Quite a puzzle

To: <>
Subject: Quite a puzzle
From: "Geoffrey Dabb" <>
Date: Sat, 25 Sep 2010 13:43:01 +1000

Thanks for those comments.  The helpful contributions of Dan, Philip, John R and Tobias justify Roger inscribing an unlikely juv Black kite on his list for that patch.


For those of literary tastes, I might mention that  my own comment ‘looking for all the world like a Black Kite’ was intended to echo what I recalled Richard Hannay saying when he met Sir Walter Bullivant in ‘The Thirty-nine Steps’:  “looking for all the world like a black stone” [the code phrase].  Hannay is referring to a near-invisible trout lurking in a stream.   However not entirely trusting my memory I consulted the text and find that what Hannay actually said was “”I’ve got him now.  You might swear he was a black stone”.

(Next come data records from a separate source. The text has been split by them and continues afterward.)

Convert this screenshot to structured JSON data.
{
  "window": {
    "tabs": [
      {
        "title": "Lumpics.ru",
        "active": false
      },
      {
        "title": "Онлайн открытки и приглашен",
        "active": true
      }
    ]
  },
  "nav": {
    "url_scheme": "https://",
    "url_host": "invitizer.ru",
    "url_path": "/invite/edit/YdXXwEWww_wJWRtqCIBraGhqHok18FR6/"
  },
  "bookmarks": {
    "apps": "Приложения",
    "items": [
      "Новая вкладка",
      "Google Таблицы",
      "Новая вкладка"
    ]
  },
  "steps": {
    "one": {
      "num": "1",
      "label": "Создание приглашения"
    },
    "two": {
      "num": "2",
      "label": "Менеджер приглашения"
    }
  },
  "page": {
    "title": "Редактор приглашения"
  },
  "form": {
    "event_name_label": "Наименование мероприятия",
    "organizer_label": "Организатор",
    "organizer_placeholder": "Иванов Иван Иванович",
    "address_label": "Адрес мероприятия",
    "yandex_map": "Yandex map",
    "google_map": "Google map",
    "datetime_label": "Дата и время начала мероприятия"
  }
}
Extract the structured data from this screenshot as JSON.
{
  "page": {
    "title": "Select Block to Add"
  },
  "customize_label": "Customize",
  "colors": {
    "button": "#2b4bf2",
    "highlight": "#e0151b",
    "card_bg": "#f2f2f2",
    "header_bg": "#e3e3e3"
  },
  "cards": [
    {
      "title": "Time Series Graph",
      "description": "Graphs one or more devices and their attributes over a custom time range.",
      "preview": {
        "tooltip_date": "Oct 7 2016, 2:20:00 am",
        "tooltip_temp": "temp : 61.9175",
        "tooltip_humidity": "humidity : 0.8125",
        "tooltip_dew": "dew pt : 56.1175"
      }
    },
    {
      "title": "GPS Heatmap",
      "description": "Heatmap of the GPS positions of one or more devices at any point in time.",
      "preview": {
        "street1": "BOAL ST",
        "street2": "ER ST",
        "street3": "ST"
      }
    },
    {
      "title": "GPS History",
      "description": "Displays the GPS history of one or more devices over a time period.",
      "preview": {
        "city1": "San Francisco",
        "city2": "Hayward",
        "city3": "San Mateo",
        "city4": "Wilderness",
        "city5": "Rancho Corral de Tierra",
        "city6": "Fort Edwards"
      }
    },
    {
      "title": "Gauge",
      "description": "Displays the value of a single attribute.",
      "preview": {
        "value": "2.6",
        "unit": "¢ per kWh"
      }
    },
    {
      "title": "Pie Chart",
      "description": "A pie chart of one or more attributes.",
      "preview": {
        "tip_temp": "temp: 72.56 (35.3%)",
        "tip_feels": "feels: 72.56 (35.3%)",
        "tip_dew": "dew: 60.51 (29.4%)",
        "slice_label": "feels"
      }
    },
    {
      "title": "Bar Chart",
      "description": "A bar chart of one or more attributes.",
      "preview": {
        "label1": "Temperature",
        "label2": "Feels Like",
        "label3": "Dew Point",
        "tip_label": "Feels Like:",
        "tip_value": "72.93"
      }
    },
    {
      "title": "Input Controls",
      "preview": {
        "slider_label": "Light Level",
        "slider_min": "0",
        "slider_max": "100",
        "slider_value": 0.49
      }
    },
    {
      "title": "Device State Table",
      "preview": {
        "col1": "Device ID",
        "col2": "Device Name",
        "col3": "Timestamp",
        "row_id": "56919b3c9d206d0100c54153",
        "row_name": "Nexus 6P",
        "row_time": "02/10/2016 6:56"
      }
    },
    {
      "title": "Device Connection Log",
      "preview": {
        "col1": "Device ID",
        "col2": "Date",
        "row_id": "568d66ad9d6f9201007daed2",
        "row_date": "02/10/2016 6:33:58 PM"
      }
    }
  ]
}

On the subject of raptor ID, I might add a further little anecdote.  On the Thursday, kiteless as we were, Roger took me to Shepherd’s Lookout.  A couple of raptors were circling below, which I initially took for goshawks, I suppose because birds can seem larger when you look down on them.  When they rose into the sky they could be confirmed as sparrowhawks  (slighter, squarish tails).  The 3 snaps on the left and the 2 on the right show a bird with a differing tail shape depending on how it is being held.











From: Daniel Mantle [
Sent: Saturday, 25 September 2010 12:01 AM
To: ;
Subject: RE: [canberrabirds] Quite a puzzle


Hi Geoffrey,

I would certainly agree with Philip on this id. Looks good for Black Kite to me:

1. Dark eye patch

2. Two-tone and rather slight bill (base of bill looks yellowish on my monitor but I wouldn't really expect too much colour on a young Black Kite but still the base of the bill is typically paler and in sharp contrast to the black tip whereas Whistling Kite never really show such a strong contrast)

3. looks like a pretty standard Black Kite tail shape to me

4. Long wings on the perched bird (almost reach tail tip whereas tail tip is much longer than wing tip on perched Whistlers)

5. Underwing pattern looks to be mostly dark - I don't think this is purely an artefact of the photography and I think we would still be seeing some of the classic Whistler underwing pattern in these shots. Black Kite underwing is somewhat variable but a nearly uniform dark underwing is fine for this species.

Cheers Dan

no other Whistling Kites have been seen in the vicinity.  Moreover the impression conveyed by the first picture above is of a fully plumaged bird.

<Prev in Thread] Current Thread [Next in Thread>

The University of NSW School of Computer and Engineering takes no responsibility for the contents of this archive. It is purely a compilation of material sent by many people to the Canberra Ornithologists Group mailing list. It has not been checked for accuracy nor its content verified in any way. If you wish to get material removed from the archive or have other queries about the list contact David McDonald, list manager, phone (02) 6231 8904 or email . If you can not contact David McDonald e-mail Andrew Taylor at this address: andrewt@cse.unsw.EDU.AU